The official blog of the WVU Clinical Law Program

Re-Entry Simulation: The Struggle of Returning to Society


Former prisoners face challenges at every turn. Approximately 688,384 men and women were released from state or federal custody in 2011. [1] At West Virginia University, College of Law, students participated in a reentry simulation manifesting frustration in some and the feeling of defeat in others.

Students were provided packets, which consisted the criminal history, employment (if any), child support, student loans, amount of rent due per month, and the times per week attendance for treatment is necessary based on the identity given. In addition, the packet contained several other requirements, specific to each identity. Some packets contained monopoly money to be used as currency, and coins for transportation, while others did not. The students were instructed to assume the identity they were given while navigating the release process. Tables were set up around the room with designated areas, including: Employment, Probation Office, Employment, Transportation, Grocery, Rent/Utility Payment, Loan Assistance, Plasma Donation, and a Risk/Chance table. For each location, the students were required to pay a transportation token and show three forms of identification. The simulation recreated the experience of one month of living post-release, each week having a predetermined number of minutes to complete the required tasks.

WVU’s Mr. Mountaineer Garrett Burgess a finalist for the prestigious British Marshall Scholarship

Just days after being named  Mr. Mountaineer, a competitive award that recognizes exemplary academic achievement and extracurricular involvement,  West Virginia University senior Garrett Burgess got word that he is a finalist for the prestigious British Marshall Scholarship.

Marshall Scholarships offer up to 40 young Americans of high ability the opportunity to study for a graduate degree in the United Kingdom. Burgess will interview for one of the coveted spots Nov. 13. 

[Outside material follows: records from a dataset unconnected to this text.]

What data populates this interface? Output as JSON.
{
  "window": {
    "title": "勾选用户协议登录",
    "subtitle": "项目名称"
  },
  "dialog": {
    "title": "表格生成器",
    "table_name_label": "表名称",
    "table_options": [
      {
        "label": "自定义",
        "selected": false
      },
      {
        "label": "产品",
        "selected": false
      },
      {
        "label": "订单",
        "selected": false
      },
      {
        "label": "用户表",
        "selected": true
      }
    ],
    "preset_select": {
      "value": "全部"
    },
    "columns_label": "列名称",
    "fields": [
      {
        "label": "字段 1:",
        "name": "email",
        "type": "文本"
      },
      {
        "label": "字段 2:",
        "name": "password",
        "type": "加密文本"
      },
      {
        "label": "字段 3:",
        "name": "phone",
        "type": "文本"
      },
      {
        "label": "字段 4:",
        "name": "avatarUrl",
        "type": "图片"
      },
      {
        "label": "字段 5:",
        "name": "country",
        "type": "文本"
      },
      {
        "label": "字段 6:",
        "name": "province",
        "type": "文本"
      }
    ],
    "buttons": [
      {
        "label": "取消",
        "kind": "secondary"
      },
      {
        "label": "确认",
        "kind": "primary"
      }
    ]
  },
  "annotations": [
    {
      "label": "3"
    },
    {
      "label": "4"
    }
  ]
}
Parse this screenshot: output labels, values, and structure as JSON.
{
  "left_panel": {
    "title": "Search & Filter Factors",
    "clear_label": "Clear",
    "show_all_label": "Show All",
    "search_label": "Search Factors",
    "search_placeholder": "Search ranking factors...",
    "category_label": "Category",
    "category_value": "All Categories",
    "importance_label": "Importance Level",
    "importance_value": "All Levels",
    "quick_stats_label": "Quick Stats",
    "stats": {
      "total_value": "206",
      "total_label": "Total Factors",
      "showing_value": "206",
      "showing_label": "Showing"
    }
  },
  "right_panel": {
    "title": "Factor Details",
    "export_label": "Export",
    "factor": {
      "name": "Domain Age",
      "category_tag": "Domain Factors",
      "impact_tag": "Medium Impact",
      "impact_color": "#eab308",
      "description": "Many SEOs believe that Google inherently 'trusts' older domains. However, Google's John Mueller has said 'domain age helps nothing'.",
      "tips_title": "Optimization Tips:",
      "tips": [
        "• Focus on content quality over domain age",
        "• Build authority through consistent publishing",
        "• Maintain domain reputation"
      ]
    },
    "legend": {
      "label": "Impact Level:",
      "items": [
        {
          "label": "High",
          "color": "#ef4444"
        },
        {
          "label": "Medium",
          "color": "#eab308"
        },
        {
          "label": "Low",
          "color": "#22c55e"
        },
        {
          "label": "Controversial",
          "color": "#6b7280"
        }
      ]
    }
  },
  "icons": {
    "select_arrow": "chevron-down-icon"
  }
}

Michael Benedum Chapter of the AAPL Veteran's Charity Clay Shoot 2017

Landmen Association raises $22,000 for WVU Veterans Advocacy Clinic

MORGANTOWN, WEST VIRGINIA — A local chapter of the American Association of Professional Landmen (AAPL) recently donated $22,000 to the Veteran Advocacy Law Clinic at West Virginia University. 

The Michael Late Benedum Chapter of the AAPL raised the funds at its third annual Charity Clay Shoot, Dinner and Auction. The event received support from 27 oil and gas companies and service providers as well as numerous other firms and individuals.


High-Tech Startup Grows in West Virginia’s Eastern Panhandle

An entrepreneur works from an at-home office humming with five computer monitors. He’s developing a high-tech startup, with years of experience and a network of specialized teammates by his side. Serving as a private consultant for several of the country’s Fortune 100 companies has prepared him to transfer a lifelong passion for music into an innovative company. While his two kids play with the dogs in the backyard, an investor rings on the line.

Behind the house lies a scenic backdrop—but it’s the Appalachian Mountains contouring the horizon line, not the Silicon Valley skyscrapers one might expect.

Garrett Burgess was awarded a Newman Civic Fellowship. Courtesy: West Virginia University

WVU Fellowship Winner Aims To Help Veterans Access Benefits

You might not expect a veteran to be less-than-honorably discharged due to mental trauma...but that’s the issue many veterans are facing today. One student at West Virginia University is going around the state with lawyers to help veterans get access to benefits.

Thirteen percent of discharges from 1991 - 2013 are less-than-honorable, according to a study by Swords to Plowshares in conjunction with Harvard Law School. That’s more than 500,000 veterans, who are less qualified for benefits, and carry a life-long stigma. WVU student Garrett Burgess hopes to help solve that problem. He’s partnering with WVU College of Law’s Veterans’ Advocacy Clinic. Garrett says he plans to enter the military, and that’s is the reason he wants to help the clinic.